Columnist Chris Erskine hikes eight miles into the wilderness with his… (Los Angeles Times )
My backpack is the size of a Honda Fit. It has 54 pockets, 27 zippers and a functioning spleen. It weighs as much as a 9-by-12 rug with a dead Soprano rolled up inside. To shed it at the end of a long hike is the sweetest thing imaginable.
We have backpacked eight miles into the wilderness, no world record but nothing to sneeze at either, eight miles straight up a broken escalator. Eight miles from the nearest bucket of ice or cheeseburger, medium rare. Me, I get too far from cheeseburgers and I start to panic a little, my breath coming in short, troubled bursts.
This isn't a vacation, it's a John Denver song.
I hate John Denver.
And now we're at this remote campsite, the most perfect spot you could ever imagine.
The ponderosa pine? God's whiskers. The trout in a nearby stream? So wild, so refreshingly stupid, they'll almost jump in your pocket.
I was just asking myself, "Could this possibly get any better?" when it starts to rain. Hello, front desk? Please send up a hotel room.
Oh, and then I find out I have to dig my own latrine.
But after the first day, we see no one, and when isn't that a blessing? Time slows. Smartphones go dumb. We chop firewood. Burn firewood. Chop some more.
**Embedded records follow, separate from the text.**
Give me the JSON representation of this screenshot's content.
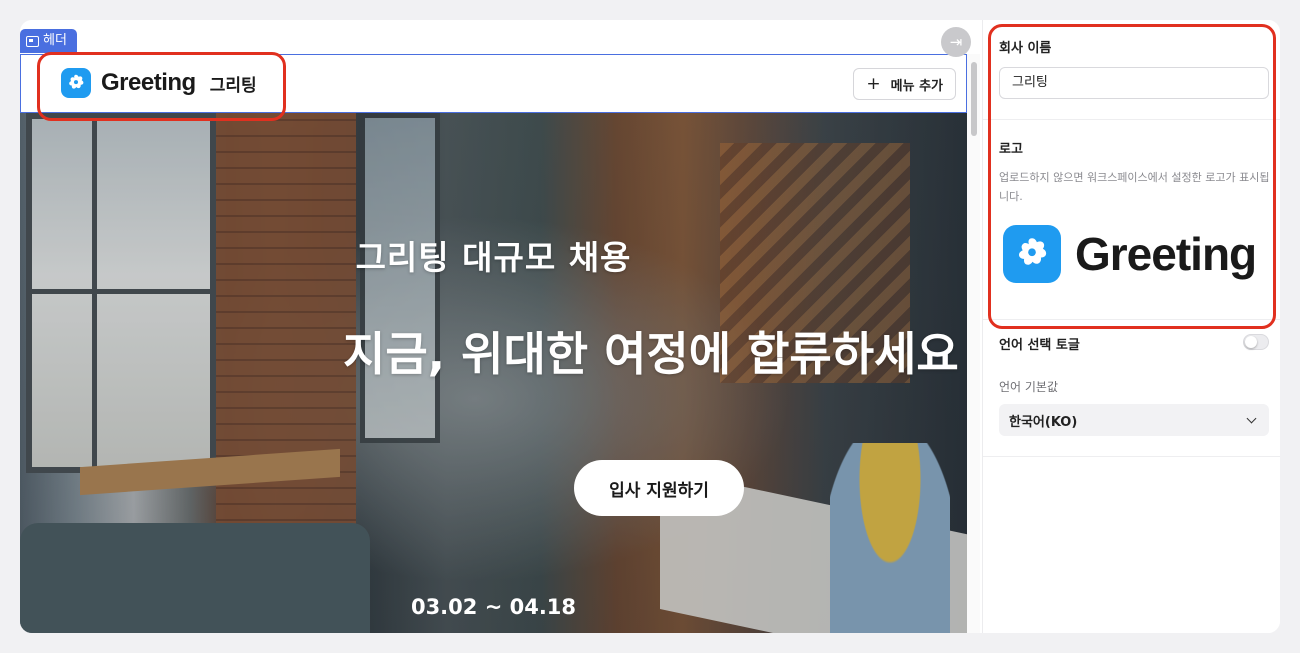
{
  "canvas": {
    "section_tag": "헤더",
    "header": {
      "brand_word": "Greeting",
      "brand_name": "그리팅",
      "add_menu_label": "메뉴 추가"
    },
    "hero": {
      "subtitle": "그리팅 대규모 채용",
      "title": "지금, 위대한 여정에 합류하세요",
      "cta_label": "입사 지원하기",
      "date_range": "03.02 ~ 04.18"
    }
  },
  "panel": {
    "company_name": {
      "label": "회사 이름",
      "value": "그리팅"
    },
    "logo": {
      "label": "로고",
      "help": "업로드하지 않으면 워크스페이스에서 설정한 로고가 표시됩니다.",
      "wordmark": "Greeting"
    },
    "language_toggle": {
      "label": "언어 선택 토글",
      "enabled": false
    },
    "default_language": {
      "label": "언어 기본값",
      "selected": "한국어(KO)"
    }
  },
  "colors": {
    "accent": "#4a6fe0",
    "highlight": "#e1301f",
    "brand_blue": "#1f9bf0"
  }
}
Chopping wood warms you twice, someone once said. When you cut it, again when it burns.
Love this time of year. The way beer caps ting around my pants pockets with the car keys. The way dusk goes on and on and on.
And this backpacking trip is summer amplified, a five-hour hike straight up into the sky near June Lake, north of Mammoth.
By the time we arrive, there is a heat in my hips that I have never experienced, and my hamstrings are barking to go out.
And then I get to set up the two-person rental tent.
To see me set up a two-person rental tent for the first time is to witness a type of performance art rarely experienced outside New York or London. It's like watching a drunk get kicking mad at his $7 beach chair.
"There, that's it," I finally say.
"Dad, don't think so," says my son.
I try again. This time, a pirate ship.
Fortunately, there are only 400 possible combinations of tent stakes and Chinese nylon. Eventually, I assemble something resembling a two-man tent. It's a gift, really.
As is this three-day backpacking trip — my older son's idea.
After we pulled into the parking lot earlier in the day, he took off down Rush Creek Trail like a fighter jet. I followed, zigzagging up the side of this granite and slate Matterhorn with a 40-pound pack on my sweaty shoulders. Hey wait, hey wait. ...
My son supplies the route, packs the bear canister full of freeze-dried food.
Let me tell you, nothing enhances the flavor in food like freeze-drying it. The beef stew I have for dinner tastes like warm, shredded Levi's.
And determined to pack light, we forgo certain delicacies: morning coffee, an evening cigar. We also wish we'd brought a book or two. And a couple of beers to plop in the remaining patches of snow.
But it is the fireside cigar I miss most on this little trip. Normally a rich man's endeavor, smoking a cigar while fishing or camping is one of life's great small joys, two great flavors of braided smoke.
"Wish I had a cigar," I say.
"Dad, I think your shoe's burning," says my son.
Turns out chopping wood warms you thrice.
As darkness rolls in, so do thoughts of what's out there. Is the bear canister far enough away? Who left those carbine cartridges under a nearby rock? Is that a mule deer crashing through the shrubs or something more menacing?"
I shake my flashlight at the shadows. It's the kind of flashlight that you have to rattle a few times to get to work ... shake, shake, shake. What's with that? Shake, shake, shake. We can take the gluten out of a potato chip, the caffeine out of coffee, but we still can't make a flashlight with a light in it.
What a mother, nature.
Who needs it, right?
We all do.
Next week: Ex-paratrooper tackles coyote to save his cat. Really.